Here, the Strashnys volunteered the relevant information concerning their virtual currency holdings.58 The Strashnys also failed to provide any reason why it might be difficult or impractical to liquidate some or all of the virtual currency, and made no representations of any special circumstances that might make an IA more appropriate.59 The SO made the requisite procedural verifications, considered any issues the Strashnys raised, followed the IRM guidelines in requesting that assets be liquidated and attempted to determine whether some special set of circumstances might have prevented the Strashnys from liquidating their virtual currency holdings.60 The Tax Court, therefore, found no abuse of discretion under Code Sec. 6330(c).61 Similarly, the Tax Court held that denial of the Strashnys’ request for an installment agreement did not constitute abuse of discretion.62
The key takeaway from this summary proceeding is that the IRS (and the SO) treated the Strashnys’ virtual currency holdings just like any other asset.63 Absent special circumstances, reliance on the IRM requirement that most types of assets (presumably including virtual currencies) must be liquidated before a taxpayer can qualify for an IA was not an abuse of the SO’s discretion.64
The Strashnys’ assets were comprised primarily of considerable virtual currency holdings, which the Strashnys valued substantially in excess of their total tax liability.
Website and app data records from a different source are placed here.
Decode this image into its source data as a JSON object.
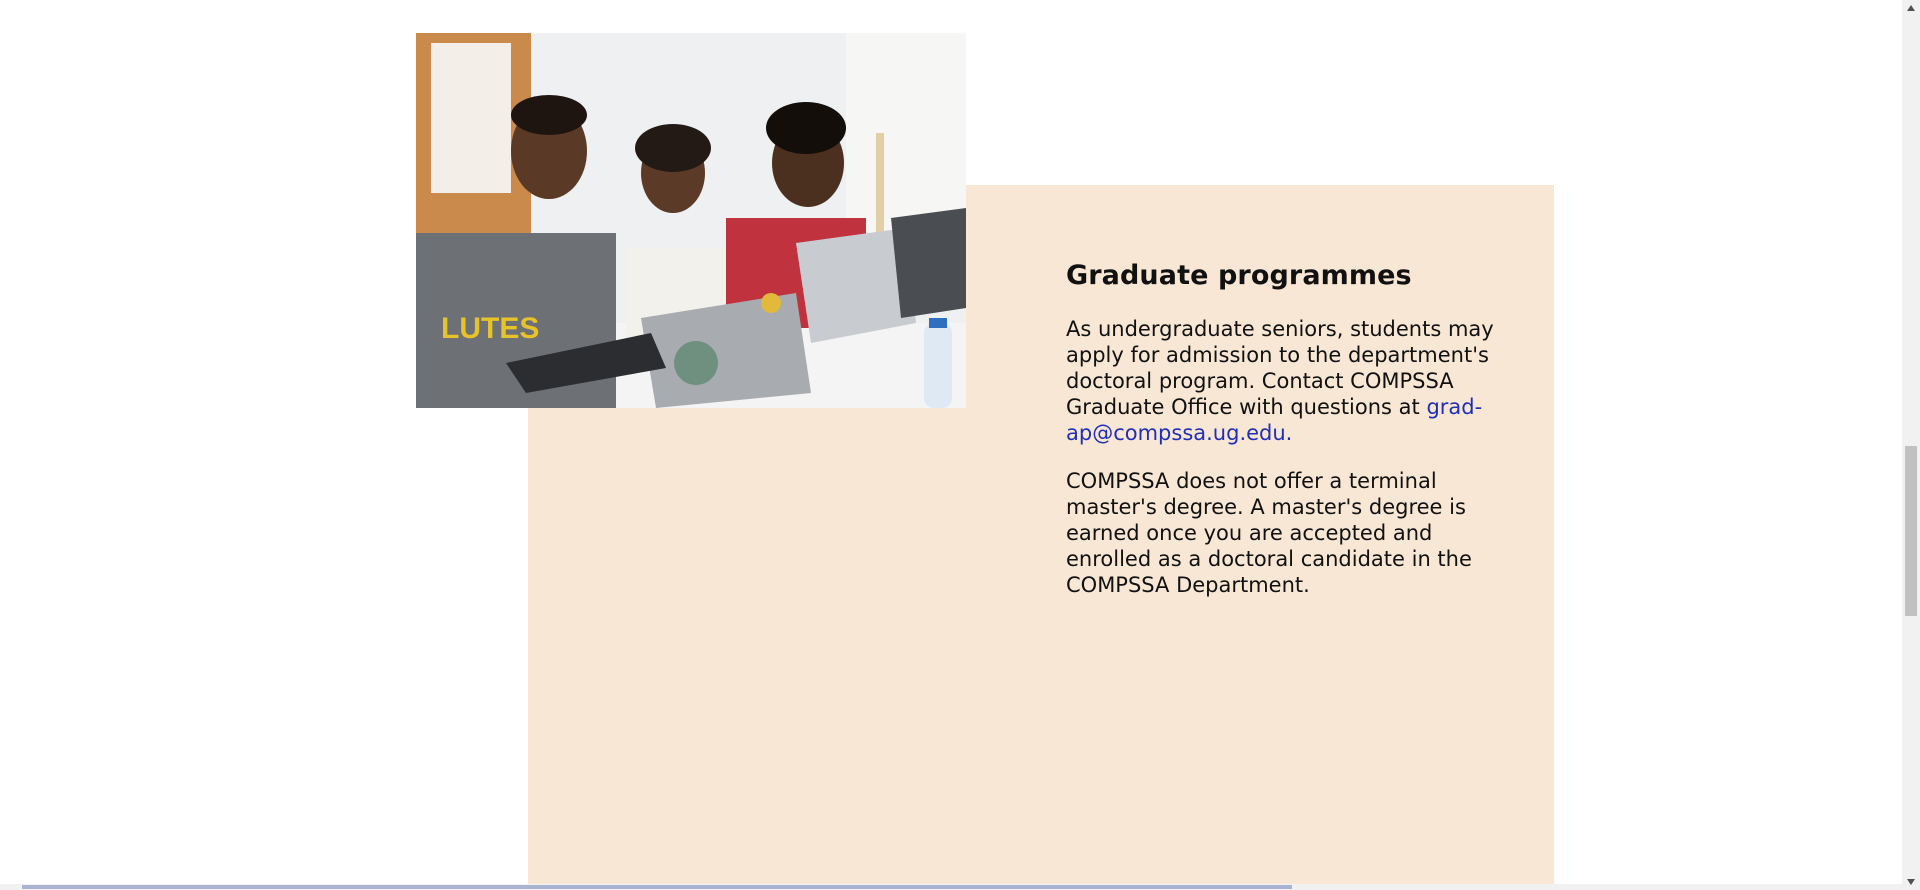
{
  "graduate": {
    "heading": "Graduate programmes",
    "para1_text": "As undergraduate seniors, students may apply for admission to the department's doctoral program. Contact COMPSSA Graduate Office with questions at",
    "email": "grad-ap@compssa.ug.edu.",
    "para2": "COMPSSA does not offer a terminal master's degree. A master's degree is earned once you are accepted and enrolled as a doctoral candidate in the COMPSSA Department."
  },
  "colors": {
    "panel_background": "#f8e7d4",
    "link": "#1f2fb7",
    "text": "#111111"
  },
  "icons": {
    "scroll_up": "arrow-up-icon",
    "scroll_down": "arrow-down-icon"
  }
}
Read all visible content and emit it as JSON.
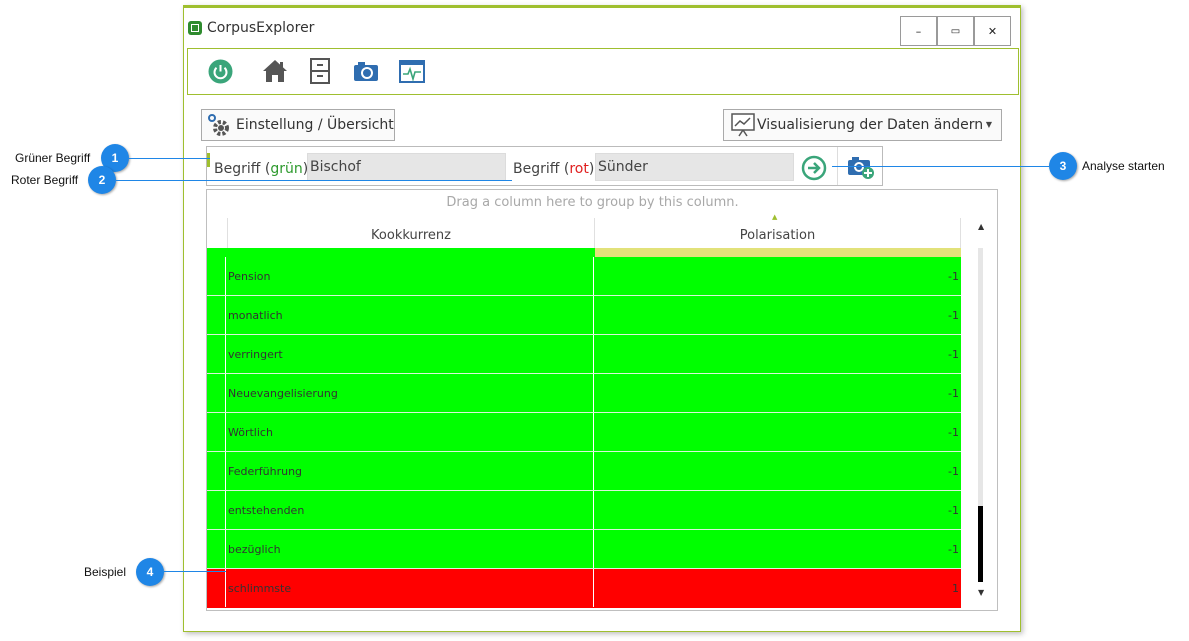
{
  "window": {
    "title": "CorpusExplorer",
    "controls": {
      "minimize": "–",
      "maximize": "▭",
      "close": "✕"
    }
  },
  "toolbar": {
    "icons": [
      "power-icon",
      "home-icon",
      "cabinet-icon",
      "camera-icon",
      "monitor-icon"
    ]
  },
  "settings_button": {
    "label": "Einstellung / Übersicht"
  },
  "visualize_button": {
    "label": "Visualisierung der Daten ändern"
  },
  "search": {
    "green_label_prefix": "Begriff (",
    "green_label_word": "grün",
    "green_label_suffix": "):",
    "green_value": "Bischof",
    "red_label_prefix": "Begriff (",
    "red_label_word": "rot",
    "red_label_suffix": "):",
    "red_value": "Sünder"
  },
  "grid": {
    "group_hint": "Drag a column here to group by this column.",
    "columns": [
      "Kookkurrenz",
      "Polarisation"
    ],
    "rows": [
      {
        "term": "Pension",
        "value": "-1",
        "polarity": "green"
      },
      {
        "term": "monatlich",
        "value": "-1",
        "polarity": "green"
      },
      {
        "term": "verringert",
        "value": "-1",
        "polarity": "green"
      },
      {
        "term": "Neuevangelisierung",
        "value": "-1",
        "polarity": "green"
      },
      {
        "term": "Wörtlich",
        "value": "-1",
        "polarity": "green"
      },
      {
        "term": "Federführung",
        "value": "-1",
        "polarity": "green"
      },
      {
        "term": "entstehenden",
        "value": "-1",
        "polarity": "green"
      },
      {
        "term": "bezüglich",
        "value": "-1",
        "polarity": "green"
      },
      {
        "term": "schlimmste",
        "value": "1",
        "polarity": "red"
      }
    ]
  },
  "callouts": [
    {
      "number": "1",
      "label": "Grüner Begriff"
    },
    {
      "number": "2",
      "label": "Roter Begriff"
    },
    {
      "number": "3",
      "label": "Analyse starten"
    },
    {
      "number": "4",
      "label": "Beispiel"
    }
  ],
  "colors": {
    "accent": "#9fbf2f",
    "row_green": "#00ff00",
    "row_red": "#ff0000",
    "callout": "#1f86e6",
    "label_green": "#2e9a2e",
    "label_red": "#e02020"
  }
}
Although the record is unclear as to why the Strashnys believed an IA was appropriate despite these assets, it seems plausible that the novel nature of the assets caused either the Strashnys or their advisors to believe virtual currency could be treated differently. As demonstrated by the Tax Court’s memo opinion, it is relatively settled law that in most circumstances where a taxpayer has sufficient assets to satisfy their total tax liability, an IA simply isn’t an option.
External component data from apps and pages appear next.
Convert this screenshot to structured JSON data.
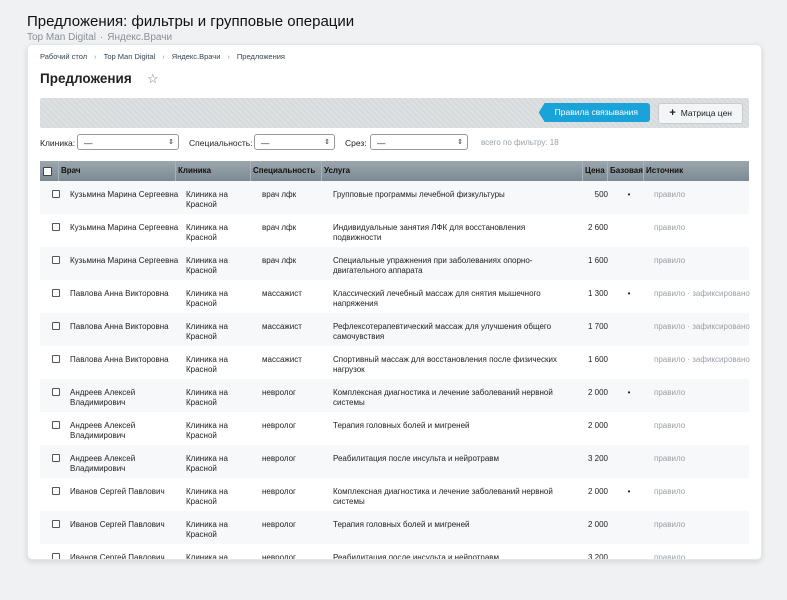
{
  "page": {
    "title": "Предложения: фильтры и групповые операции",
    "subtitle_left": "Top Man Digital",
    "subtitle_sep": "·",
    "subtitle_right": "Яндекс.Врачи"
  },
  "breadcrumbs": [
    "Рабочий стол",
    "Top Man Digital",
    "Яндекс.Врачи",
    "Предложения"
  ],
  "admin_title": "Предложения",
  "toolbar": {
    "rules_label": "Правила связывания",
    "matrix_label": "Матрица цен"
  },
  "filters": {
    "clinic_label": "Клиника:",
    "clinic_value": "—",
    "spec_label": "Специальность:",
    "spec_value": "—",
    "slice_label": "Срез:",
    "slice_value": "—",
    "count_text": "всего по фильтру: 18"
  },
  "columns": {
    "doctor": "Врач",
    "clinic": "Клиника",
    "specialty": "Специальность",
    "service": "Услуга",
    "price": "Цена",
    "base": "Базовая",
    "source": "Источник"
  },
  "rows": [
    {
      "doctor": "Кузьмина Марина Сергеевна",
      "clinic": "Клиника на Красной",
      "specialty": "врач лфк",
      "service": "Групповые программы лечебной физкультуры",
      "price": "500",
      "base": "•",
      "source": "правило"
    },
    {
      "doctor": "Кузьмина Марина Сергеевна",
      "clinic": "Клиника на Красной",
      "specialty": "врач лфк",
      "service": "Индивидуальные занятия ЛФК для восстановления подвижности",
      "price": "2 600",
      "base": "",
      "source": "правило"
    },
    {
      "doctor": "Кузьмина Марина Сергеевна",
      "clinic": "Клиника на Красной",
      "specialty": "врач лфк",
      "service": "Специальные упражнения при заболеваниях опорно-двигательного аппарата",
      "price": "1 600",
      "base": "",
      "source": "правило"
    },
    {
      "doctor": "Павлова Анна Викторовна",
      "clinic": "Клиника на Красной",
      "specialty": "массажист",
      "service": "Классический лечебный массаж для снятия мышечного напряжения",
      "price": "1 300",
      "base": "•",
      "source": "правило · зафиксировано"
    },
    {
      "doctor": "Павлова Анна Викторовна",
      "clinic": "Клиника на Красной",
      "specialty": "массажист",
      "service": "Рефлексотерапевтический массаж для улучшения общего самочувствия",
      "price": "1 700",
      "base": "",
      "source": "правило · зафиксировано"
    },
    {
      "doctor": "Павлова Анна Викторовна",
      "clinic": "Клиника на Красной",
      "specialty": "массажист",
      "service": "Спортивный массаж для восстановления после физических нагрузок",
      "price": "1 600",
      "base": "",
      "source": "правило · зафиксировано"
    },
    {
      "doctor": "Андреев Алексей Владимирович",
      "clinic": "Клиника на Красной",
      "specialty": "невролог",
      "service": "Комплексная диагностика и лечение заболеваний нервной системы",
      "price": "2 000",
      "base": "•",
      "source": "правило"
    },
    {
      "doctor": "Андреев Алексей Владимирович",
      "clinic": "Клиника на Красной",
      "specialty": "невролог",
      "service": "Терапия головных болей и мигреней",
      "price": "2 000",
      "base": "",
      "source": "правило"
    },
    {
      "doctor": "Андреев Алексей Владимирович",
      "clinic": "Клиника на Красной",
      "specialty": "невролог",
      "service": "Реабилитация после инсульта и нейротравм",
      "price": "3 200",
      "base": "",
      "source": "правило"
    },
    {
      "doctor": "Иванов Сергей Павлович",
      "clinic": "Клиника на Красной",
      "specialty": "невролог",
      "service": "Комплексная диагностика и лечение заболеваний нервной системы",
      "price": "2 000",
      "base": "•",
      "source": "правило"
    },
    {
      "doctor": "Иванов Сергей Павлович",
      "clinic": "Клиника на Красной",
      "specialty": "невролог",
      "service": "Терапия головных болей и мигреней",
      "price": "2 000",
      "base": "",
      "source": "правило"
    },
    {
      "doctor": "Иванов Сергей Павлович",
      "clinic": "Клиника на Красной",
      "specialty": "невролог",
      "service": "Реабилитация после инсульта и нейротравм",
      "price": "3 200",
      "base": "",
      "source": "правило"
    }
  ]
}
Curiously, neither the SO nor the Strashnys raised any valuation concerns. Virtual currency assets are notoriously volatile, and the end of 2017 through the beginning of 2018 was a period of relatively drastic downward correction.65 On the other hand, from a purely procedural standpoint, the Strashnys themselves placed a value on the virtual currency of several multiples of their tax liability, so presumably the SO was more than willing to accept such a valuation.
The IRS demonstrably had no difficulties here understanding and accepting that in spite of the differences, virtual currency holdings were governed by its existing framework of analysis. The Strashnys had a certain outstanding liability, and, just as if their holdings consisted of other readily tradable assets such as publicly traded stocks, bonds, or commodities futures, before they could qualify for an IA these assets needed to be liquidated or borrowed against. Without any mitigating circumstances or arguments about why liquidation was inappropriate, the Strashnys (and presumably any other taxpayers with significant virtual currency holdings, regardless of whether they clearly disclose those holdings as the Strashnys did) simply did not qualify for repayment of their liability through an IA. Over time, the IRS has demonstrated its ability to locate these holdings and apply existing rules tax rules by analogy. Zietzke and Strashny suggest that taxpayers, their advisors and their counsel, should consider Bitcoin, Ethereum, or other virtual currencies as one more type of asset and that virtual currency holdings are generally subject to IRS summonses and collections rules.